Seth’s The Golden Gate was hailed as “a splendid achievement”, as “a thoroughly Californian novel, peopled by unmistakably Californian characters” and “a splendid tour de force of the transcendence of the mere tour de force”. The tributes were well-deserved indeed.” In fact it took great courage and daring on his part to venture this great attempt at novel writing in verse in spite of the discouragement he received from many of his friends except Timothy Steele, a poet and teacher at the University of California.
Like his friend and mentor, Victoria Steele (husband of Timothy Steele) Seth favoured the traditional stanzaic and metrical forms and they believed that modern poetry’ had floundered because it was no longer accessible to the common reader. It had become too arcane from everyday experience. Seth has frankly stated that he does not enjoy most modern poetry. Similarly, his views about prose fiction are anti-modern anti-experimentative.
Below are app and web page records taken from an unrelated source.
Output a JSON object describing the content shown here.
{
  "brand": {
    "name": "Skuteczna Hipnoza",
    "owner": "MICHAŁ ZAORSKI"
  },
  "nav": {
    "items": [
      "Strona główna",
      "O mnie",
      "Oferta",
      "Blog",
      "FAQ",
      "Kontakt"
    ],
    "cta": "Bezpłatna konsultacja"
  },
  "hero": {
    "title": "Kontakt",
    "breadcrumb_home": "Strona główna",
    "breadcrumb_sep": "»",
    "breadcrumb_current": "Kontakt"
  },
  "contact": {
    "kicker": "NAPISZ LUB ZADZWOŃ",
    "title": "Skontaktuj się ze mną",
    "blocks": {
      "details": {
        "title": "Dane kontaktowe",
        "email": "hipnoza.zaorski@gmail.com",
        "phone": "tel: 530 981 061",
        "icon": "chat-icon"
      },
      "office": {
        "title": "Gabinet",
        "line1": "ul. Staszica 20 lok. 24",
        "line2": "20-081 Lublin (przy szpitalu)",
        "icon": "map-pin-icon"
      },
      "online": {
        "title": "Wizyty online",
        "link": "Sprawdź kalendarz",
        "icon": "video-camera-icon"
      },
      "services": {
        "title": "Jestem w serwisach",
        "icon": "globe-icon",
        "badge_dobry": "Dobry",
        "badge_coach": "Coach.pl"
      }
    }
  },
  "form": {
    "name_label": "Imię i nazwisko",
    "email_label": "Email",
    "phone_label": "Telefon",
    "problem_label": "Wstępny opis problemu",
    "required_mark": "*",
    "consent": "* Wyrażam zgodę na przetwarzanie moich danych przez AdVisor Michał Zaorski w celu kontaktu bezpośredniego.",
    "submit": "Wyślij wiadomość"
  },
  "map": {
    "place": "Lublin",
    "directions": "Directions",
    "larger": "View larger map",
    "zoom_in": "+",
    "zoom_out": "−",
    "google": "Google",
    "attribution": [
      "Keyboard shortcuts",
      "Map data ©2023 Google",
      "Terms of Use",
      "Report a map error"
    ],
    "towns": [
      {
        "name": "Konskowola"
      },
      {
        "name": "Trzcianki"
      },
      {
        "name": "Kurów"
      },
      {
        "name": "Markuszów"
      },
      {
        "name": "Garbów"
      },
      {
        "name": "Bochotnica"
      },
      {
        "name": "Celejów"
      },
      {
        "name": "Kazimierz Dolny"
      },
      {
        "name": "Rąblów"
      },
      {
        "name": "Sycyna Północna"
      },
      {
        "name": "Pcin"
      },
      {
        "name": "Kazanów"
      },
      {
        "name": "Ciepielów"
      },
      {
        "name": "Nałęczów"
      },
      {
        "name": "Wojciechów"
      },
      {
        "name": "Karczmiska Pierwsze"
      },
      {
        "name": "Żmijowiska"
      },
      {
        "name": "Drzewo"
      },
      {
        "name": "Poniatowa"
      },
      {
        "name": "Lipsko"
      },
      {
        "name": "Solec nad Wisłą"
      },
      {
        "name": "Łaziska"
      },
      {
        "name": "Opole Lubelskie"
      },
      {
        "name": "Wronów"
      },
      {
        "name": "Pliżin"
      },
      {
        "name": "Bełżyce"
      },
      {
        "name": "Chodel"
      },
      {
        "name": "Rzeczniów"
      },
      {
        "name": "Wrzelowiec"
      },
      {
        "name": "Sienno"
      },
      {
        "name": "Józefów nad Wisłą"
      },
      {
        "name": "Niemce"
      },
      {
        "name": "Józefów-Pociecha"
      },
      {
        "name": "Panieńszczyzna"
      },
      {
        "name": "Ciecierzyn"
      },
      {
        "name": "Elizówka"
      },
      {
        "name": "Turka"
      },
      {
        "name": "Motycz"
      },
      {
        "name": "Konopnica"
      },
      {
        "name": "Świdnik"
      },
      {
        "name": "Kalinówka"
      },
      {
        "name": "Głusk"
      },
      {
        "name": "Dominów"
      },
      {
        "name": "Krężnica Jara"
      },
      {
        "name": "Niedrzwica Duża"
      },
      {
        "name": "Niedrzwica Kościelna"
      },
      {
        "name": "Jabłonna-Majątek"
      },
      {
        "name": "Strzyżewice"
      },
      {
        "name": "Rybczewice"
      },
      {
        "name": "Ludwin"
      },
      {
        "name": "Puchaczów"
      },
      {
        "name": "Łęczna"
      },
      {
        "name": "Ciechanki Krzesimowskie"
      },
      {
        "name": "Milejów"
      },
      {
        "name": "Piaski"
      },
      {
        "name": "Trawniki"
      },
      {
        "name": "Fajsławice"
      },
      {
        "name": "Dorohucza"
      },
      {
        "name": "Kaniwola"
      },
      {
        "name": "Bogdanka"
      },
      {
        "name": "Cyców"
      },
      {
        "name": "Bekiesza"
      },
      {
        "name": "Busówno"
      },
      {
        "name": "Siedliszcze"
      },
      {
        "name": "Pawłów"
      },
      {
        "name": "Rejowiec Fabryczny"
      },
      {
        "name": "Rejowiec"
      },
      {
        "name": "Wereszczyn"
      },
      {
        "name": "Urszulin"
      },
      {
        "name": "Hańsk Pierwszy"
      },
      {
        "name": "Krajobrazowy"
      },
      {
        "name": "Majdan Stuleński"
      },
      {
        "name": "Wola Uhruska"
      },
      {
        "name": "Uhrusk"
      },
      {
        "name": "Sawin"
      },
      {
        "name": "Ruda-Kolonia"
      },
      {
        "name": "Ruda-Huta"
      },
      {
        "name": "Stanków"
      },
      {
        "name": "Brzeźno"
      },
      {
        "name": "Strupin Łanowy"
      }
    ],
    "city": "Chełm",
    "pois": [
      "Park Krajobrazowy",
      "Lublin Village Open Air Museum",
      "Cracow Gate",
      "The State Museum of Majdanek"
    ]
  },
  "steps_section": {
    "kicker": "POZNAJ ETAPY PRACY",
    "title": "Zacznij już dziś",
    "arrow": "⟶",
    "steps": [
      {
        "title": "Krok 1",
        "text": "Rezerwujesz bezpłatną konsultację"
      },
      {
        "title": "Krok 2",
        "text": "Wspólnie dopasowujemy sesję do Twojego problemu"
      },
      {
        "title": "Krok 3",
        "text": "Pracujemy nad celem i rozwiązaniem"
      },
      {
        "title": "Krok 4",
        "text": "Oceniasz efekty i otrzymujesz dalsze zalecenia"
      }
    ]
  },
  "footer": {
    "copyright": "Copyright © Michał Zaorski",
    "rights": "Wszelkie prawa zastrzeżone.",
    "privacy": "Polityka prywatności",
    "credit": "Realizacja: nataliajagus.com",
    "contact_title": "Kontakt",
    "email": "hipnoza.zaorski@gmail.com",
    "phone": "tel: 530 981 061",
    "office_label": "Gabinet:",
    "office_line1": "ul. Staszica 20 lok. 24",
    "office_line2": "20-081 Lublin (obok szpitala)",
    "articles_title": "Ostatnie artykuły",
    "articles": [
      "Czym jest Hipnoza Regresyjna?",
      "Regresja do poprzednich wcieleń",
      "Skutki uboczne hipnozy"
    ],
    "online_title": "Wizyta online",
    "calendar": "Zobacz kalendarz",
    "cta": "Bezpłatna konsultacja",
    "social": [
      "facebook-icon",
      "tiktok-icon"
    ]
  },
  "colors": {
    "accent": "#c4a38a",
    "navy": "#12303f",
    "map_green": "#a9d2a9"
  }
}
His Golden Gate written in fourteen-line metred stanzas presents the story of how a friend of John places a personal ad in a newspaper on John’s behalf and how a succession of romantic relationships follows which include a homosexual one. Of the five main characters, two are ‘yuppies’ (young urban professionals). Part of the pleasure yielded by the book extends from the way in which it treats contemporary subjects poetically.